Clive and Joshua are our main focal points; two brothers caught up in a warring royal family that inherits the power of Phoenix, a powerful Eikon. Tragedy hits their family early in the story and kicks off the main narrative, where we see how important Dominants (the people chosen to weild Eikons) and their use as weapons of mass destruction. This huge power comes with massive weight of responsibility, and all this is blended woth political drama and classic fantasy add up to an entertaining story that gets you hooked early on.

While we see demonstrations of power and destruction, Final Fantasy XVI is equally a story about revenge and redemption. The weight of sins past, and things they are not entirely responsible for weighs heavy on the main cast of characters. It’s also a story about love; between two brothers and the wider love experienced as a family. It’s also a story of friendships and bonds between other characters. Torgal is a highlight, the faithful hound who fights side by side with Clive throughout your adventures.

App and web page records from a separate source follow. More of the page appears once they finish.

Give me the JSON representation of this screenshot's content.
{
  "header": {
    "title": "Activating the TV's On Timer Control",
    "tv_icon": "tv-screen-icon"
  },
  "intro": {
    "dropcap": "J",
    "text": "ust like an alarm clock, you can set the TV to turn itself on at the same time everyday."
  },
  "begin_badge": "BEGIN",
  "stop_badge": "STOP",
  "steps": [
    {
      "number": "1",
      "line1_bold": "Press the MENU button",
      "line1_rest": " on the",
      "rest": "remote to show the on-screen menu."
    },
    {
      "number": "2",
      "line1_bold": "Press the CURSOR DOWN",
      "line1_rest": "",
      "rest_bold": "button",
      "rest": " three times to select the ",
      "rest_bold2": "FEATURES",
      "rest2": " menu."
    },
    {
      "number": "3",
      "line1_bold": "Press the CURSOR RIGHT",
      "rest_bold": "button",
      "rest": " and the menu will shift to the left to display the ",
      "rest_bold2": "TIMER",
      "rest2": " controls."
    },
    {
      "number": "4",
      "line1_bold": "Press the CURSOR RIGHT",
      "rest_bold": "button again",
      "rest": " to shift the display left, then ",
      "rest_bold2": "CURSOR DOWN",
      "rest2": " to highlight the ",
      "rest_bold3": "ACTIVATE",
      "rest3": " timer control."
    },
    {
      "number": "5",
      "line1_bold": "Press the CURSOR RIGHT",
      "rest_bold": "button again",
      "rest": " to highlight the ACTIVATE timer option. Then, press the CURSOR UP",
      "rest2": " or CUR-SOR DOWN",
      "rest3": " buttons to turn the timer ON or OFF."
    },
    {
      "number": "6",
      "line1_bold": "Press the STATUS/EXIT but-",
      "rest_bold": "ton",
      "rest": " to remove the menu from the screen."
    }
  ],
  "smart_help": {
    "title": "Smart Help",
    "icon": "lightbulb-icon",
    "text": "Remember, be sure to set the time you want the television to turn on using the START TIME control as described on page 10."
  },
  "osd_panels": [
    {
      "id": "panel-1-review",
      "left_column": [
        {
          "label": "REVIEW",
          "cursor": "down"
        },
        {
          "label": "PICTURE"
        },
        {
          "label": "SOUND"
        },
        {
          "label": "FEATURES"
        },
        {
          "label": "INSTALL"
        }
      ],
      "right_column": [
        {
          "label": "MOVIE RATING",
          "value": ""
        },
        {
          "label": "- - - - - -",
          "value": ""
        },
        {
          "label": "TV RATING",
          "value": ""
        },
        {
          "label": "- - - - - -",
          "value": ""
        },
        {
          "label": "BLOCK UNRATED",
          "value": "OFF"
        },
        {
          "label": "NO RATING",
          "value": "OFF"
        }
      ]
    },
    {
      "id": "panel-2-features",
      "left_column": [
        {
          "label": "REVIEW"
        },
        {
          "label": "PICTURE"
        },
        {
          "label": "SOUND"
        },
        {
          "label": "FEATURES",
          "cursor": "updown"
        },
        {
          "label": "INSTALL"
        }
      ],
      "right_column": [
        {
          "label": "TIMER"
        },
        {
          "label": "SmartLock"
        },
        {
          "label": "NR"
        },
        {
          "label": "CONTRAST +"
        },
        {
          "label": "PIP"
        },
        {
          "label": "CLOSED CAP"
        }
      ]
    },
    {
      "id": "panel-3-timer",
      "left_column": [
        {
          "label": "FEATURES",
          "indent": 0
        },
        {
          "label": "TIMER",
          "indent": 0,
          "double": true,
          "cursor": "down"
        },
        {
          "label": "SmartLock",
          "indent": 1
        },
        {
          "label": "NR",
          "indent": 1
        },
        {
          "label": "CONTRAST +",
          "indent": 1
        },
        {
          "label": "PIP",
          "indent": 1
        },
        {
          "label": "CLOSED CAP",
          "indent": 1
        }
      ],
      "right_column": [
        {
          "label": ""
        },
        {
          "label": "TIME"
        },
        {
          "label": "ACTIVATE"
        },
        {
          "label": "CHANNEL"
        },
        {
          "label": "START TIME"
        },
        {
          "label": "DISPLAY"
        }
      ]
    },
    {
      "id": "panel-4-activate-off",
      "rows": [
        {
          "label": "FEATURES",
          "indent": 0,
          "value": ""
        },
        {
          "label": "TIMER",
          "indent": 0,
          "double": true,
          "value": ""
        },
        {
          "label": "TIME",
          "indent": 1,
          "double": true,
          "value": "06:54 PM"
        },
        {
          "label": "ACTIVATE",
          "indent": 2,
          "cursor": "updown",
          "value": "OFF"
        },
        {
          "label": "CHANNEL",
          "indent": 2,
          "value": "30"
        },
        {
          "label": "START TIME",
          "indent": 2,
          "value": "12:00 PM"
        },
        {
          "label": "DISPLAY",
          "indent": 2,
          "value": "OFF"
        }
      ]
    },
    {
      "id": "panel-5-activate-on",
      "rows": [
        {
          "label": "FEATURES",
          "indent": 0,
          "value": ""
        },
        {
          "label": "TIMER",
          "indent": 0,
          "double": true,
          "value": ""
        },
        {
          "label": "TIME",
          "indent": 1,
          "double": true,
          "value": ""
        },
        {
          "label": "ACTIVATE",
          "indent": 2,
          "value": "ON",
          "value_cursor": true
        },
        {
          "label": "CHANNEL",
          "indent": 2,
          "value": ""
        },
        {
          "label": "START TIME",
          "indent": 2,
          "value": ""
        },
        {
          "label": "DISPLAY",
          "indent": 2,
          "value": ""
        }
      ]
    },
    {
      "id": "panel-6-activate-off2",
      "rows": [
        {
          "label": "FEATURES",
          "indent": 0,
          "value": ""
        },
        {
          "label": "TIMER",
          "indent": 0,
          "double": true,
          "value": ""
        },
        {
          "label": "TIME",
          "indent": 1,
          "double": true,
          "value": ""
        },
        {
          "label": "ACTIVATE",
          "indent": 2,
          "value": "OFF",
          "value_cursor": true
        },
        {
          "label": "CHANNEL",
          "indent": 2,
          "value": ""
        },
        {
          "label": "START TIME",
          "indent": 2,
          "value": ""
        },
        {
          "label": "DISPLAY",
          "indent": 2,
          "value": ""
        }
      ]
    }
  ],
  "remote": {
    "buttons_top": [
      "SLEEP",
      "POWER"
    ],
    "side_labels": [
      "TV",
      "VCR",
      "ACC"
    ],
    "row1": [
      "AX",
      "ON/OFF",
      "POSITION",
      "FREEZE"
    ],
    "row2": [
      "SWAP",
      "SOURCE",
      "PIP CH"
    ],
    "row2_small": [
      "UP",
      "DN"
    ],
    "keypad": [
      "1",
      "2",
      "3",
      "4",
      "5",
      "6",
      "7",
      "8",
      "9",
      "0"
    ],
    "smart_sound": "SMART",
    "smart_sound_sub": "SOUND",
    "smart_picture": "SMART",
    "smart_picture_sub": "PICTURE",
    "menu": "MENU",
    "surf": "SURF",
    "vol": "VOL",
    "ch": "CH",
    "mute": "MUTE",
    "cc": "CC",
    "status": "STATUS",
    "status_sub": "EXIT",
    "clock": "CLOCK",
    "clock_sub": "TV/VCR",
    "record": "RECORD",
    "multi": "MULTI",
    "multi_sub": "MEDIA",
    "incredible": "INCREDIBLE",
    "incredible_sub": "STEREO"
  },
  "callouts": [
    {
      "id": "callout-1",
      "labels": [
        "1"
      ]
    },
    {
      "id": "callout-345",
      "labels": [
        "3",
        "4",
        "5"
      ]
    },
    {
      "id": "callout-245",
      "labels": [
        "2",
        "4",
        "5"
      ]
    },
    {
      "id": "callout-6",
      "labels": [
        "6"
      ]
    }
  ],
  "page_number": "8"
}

Final Fantasy XVI is a little different to other Final Fantasy games, in that you largely play the game solo as Clive. While he does has a roster of Eikons, normally you’ll be bringing together a ragtag bunch of characters. Here things are different, a little more focused, and it’s a change from the regular formula, but one that works well in the larger context of the game. It does retain certain elements of RPGs like levelling, skill trees, upgrades and progression. The combat system comes into play, which means your skill as a player, rather than the stats you take into the fight, are just as decisive. Clive can equip 3 Eikons and swap between them and having a good gameplay of Eikon attacks can be key to winning battles. This is something you’re going to figure out when playing the game, but it’s fun to create combos.

The boss battles really help the combat system to shine. Clive works on bringing down their stagger meter and then going for an all out attack, which has shades of Final Fantasy VII. Bosses can throw in wrenches by dodging, and reading your attacks, responding in-kind. You can see the influence from 14 and the MMO scene here, given the same director took the reigns for 16. Final Fantasy XVI isn’t a challenging game. Progressing through the game will naturally level you up as you go. For those that want the challenge there is New Game+ Ultimania, which does make things very interesting and challenging. The main compaign offers up the main beats of the story and then you have side quests too, unfortunately they aren’t the strongest part of the game. While you do get good context for the other people that live in the world, the sidequests feel more suited to an MMO rather than an action game like this.

Overall, this is a big entry for the Final Fantasy series. The Eikon vs Eikon battles are where the game shines, it commits to the vision of the game, and offers up a great story and delivers satisfying action. Whether this is your latest Final Fantasy or your first, I think you’ll have a great time.

Developer: Square Enix
Publisher: Square Enix
Platforms: PlayStation 5
Release Date: 22nd June 2023